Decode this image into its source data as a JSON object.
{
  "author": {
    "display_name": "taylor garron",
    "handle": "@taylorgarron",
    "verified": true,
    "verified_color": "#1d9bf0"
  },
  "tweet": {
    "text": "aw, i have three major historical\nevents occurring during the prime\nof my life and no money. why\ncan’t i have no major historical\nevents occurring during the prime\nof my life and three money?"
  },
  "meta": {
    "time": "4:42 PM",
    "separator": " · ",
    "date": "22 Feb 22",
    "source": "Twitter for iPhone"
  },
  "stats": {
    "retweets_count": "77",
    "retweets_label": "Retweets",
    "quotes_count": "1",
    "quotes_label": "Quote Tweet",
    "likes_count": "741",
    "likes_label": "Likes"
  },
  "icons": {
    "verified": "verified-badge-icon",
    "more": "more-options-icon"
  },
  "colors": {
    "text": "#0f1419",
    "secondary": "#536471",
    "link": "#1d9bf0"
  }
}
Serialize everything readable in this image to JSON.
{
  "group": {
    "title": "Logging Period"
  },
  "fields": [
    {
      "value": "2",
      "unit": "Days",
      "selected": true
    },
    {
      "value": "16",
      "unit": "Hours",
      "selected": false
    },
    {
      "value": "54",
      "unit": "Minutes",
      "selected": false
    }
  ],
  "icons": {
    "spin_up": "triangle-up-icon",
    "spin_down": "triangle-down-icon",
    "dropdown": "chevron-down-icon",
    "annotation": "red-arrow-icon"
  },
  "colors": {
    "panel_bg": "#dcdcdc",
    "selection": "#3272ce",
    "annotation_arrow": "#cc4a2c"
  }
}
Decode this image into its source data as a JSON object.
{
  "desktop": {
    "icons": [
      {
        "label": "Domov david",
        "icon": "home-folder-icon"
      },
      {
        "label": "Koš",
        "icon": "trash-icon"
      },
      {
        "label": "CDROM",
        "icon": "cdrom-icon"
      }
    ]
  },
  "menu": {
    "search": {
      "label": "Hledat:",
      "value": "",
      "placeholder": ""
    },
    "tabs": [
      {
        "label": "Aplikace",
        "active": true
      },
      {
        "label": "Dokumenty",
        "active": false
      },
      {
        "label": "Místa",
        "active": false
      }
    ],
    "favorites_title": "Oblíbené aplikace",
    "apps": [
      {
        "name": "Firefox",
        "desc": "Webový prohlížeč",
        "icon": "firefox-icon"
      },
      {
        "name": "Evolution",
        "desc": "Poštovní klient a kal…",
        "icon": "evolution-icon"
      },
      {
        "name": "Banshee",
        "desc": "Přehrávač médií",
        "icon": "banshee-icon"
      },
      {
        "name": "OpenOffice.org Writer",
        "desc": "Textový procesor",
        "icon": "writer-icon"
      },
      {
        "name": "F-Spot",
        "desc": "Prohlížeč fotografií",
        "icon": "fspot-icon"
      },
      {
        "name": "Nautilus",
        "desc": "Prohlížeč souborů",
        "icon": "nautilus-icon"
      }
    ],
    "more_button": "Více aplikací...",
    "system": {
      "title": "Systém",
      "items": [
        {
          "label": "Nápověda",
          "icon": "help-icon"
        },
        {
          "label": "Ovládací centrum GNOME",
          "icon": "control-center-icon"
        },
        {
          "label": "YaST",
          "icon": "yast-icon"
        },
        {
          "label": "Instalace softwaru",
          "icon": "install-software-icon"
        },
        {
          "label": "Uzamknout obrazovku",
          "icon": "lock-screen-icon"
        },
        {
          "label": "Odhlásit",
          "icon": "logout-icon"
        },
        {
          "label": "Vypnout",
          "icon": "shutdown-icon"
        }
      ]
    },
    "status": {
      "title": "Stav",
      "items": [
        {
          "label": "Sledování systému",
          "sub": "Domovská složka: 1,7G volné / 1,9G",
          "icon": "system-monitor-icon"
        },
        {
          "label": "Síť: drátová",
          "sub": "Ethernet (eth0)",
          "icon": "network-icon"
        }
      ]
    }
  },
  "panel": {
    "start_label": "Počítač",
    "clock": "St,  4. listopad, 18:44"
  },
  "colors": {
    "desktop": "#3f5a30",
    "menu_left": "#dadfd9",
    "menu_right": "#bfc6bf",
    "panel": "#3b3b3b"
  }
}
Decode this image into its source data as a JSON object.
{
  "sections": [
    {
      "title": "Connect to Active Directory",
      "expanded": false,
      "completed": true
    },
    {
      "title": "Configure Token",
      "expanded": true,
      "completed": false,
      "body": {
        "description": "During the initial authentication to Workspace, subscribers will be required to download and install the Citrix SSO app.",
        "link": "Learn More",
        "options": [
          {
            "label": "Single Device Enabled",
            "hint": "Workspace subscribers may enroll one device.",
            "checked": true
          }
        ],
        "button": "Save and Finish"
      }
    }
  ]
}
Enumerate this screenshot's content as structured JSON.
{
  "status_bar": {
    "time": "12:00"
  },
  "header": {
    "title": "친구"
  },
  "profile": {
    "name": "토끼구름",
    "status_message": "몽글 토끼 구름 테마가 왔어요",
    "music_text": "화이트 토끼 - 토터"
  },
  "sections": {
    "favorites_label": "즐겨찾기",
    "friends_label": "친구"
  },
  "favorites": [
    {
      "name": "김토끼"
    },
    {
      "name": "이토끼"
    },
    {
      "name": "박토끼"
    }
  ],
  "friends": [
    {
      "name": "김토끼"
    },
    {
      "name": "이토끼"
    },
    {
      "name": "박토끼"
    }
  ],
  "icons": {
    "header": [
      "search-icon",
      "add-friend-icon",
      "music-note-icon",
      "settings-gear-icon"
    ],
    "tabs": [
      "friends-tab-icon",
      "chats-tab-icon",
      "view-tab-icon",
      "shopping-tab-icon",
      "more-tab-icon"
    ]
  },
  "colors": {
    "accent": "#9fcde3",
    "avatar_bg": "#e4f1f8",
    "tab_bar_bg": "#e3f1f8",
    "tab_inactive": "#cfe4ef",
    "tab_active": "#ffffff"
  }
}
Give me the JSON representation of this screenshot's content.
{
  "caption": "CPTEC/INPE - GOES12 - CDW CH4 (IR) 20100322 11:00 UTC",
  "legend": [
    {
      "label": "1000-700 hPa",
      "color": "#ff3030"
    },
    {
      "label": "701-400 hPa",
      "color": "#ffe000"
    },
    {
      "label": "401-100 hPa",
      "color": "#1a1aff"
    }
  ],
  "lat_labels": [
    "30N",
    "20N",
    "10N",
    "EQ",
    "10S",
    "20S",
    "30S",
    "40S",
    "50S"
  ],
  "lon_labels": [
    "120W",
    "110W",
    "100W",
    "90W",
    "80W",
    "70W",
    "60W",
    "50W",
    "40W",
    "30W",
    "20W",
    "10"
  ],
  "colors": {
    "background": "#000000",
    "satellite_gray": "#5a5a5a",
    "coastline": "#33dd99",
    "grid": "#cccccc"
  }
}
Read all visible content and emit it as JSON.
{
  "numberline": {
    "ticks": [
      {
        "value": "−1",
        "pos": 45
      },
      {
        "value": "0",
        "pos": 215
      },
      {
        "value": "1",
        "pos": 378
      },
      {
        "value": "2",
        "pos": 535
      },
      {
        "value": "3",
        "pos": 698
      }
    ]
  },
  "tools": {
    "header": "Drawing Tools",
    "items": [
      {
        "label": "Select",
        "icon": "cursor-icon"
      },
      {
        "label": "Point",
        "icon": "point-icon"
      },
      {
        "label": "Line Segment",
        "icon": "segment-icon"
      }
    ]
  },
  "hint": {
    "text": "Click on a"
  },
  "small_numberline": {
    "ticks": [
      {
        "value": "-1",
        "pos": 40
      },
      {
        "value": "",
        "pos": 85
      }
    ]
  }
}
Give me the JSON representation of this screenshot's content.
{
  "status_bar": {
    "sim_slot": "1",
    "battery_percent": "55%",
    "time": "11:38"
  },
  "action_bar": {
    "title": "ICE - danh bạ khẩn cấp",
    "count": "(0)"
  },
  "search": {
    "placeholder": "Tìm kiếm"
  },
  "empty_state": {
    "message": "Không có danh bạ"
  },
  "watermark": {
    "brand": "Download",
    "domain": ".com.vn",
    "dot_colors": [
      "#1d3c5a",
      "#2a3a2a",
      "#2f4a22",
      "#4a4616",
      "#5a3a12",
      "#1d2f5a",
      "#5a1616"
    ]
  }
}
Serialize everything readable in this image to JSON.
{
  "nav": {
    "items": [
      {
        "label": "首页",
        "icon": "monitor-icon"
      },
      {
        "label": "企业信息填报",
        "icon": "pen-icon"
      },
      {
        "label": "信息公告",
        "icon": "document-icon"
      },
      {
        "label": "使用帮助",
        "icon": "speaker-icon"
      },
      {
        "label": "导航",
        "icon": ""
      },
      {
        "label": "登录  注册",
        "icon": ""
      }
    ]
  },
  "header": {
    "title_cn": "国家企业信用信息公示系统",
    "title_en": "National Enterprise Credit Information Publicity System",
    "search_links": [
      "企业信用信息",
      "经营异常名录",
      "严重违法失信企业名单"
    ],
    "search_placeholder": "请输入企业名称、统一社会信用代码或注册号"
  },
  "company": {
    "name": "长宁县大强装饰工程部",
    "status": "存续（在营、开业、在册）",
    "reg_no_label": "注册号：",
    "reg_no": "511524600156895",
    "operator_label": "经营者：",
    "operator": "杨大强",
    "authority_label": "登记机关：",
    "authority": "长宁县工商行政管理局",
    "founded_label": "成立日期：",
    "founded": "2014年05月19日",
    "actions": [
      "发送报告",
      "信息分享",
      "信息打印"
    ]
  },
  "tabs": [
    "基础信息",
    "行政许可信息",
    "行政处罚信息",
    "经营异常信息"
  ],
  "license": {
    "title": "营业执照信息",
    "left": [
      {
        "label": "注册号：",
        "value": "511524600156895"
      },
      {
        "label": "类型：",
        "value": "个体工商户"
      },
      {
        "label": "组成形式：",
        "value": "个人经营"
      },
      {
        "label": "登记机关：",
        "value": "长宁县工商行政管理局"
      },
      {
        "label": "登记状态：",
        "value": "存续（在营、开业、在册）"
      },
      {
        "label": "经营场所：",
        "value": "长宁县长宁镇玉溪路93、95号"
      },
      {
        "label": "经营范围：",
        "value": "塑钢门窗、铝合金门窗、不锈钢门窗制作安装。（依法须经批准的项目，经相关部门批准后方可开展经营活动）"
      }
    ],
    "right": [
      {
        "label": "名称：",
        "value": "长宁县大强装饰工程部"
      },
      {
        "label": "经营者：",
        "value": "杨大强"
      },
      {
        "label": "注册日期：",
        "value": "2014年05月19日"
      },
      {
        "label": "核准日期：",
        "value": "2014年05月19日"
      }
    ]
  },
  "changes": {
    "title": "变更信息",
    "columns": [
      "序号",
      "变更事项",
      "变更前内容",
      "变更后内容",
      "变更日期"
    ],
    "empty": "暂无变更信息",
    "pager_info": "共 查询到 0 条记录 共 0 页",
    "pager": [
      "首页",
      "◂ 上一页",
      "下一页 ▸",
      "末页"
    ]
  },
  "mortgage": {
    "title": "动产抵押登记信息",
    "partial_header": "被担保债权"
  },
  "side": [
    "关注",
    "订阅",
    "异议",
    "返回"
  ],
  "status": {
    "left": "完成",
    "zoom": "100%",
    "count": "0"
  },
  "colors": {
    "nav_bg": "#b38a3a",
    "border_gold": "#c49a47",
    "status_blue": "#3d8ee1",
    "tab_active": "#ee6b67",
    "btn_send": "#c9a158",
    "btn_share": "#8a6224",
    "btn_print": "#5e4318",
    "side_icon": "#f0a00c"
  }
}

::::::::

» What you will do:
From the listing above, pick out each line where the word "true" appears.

» Solution below:
    "verified": true,
      "selected": true
        "active": true
      "completed": true
      "expanded": true,
            "checked": true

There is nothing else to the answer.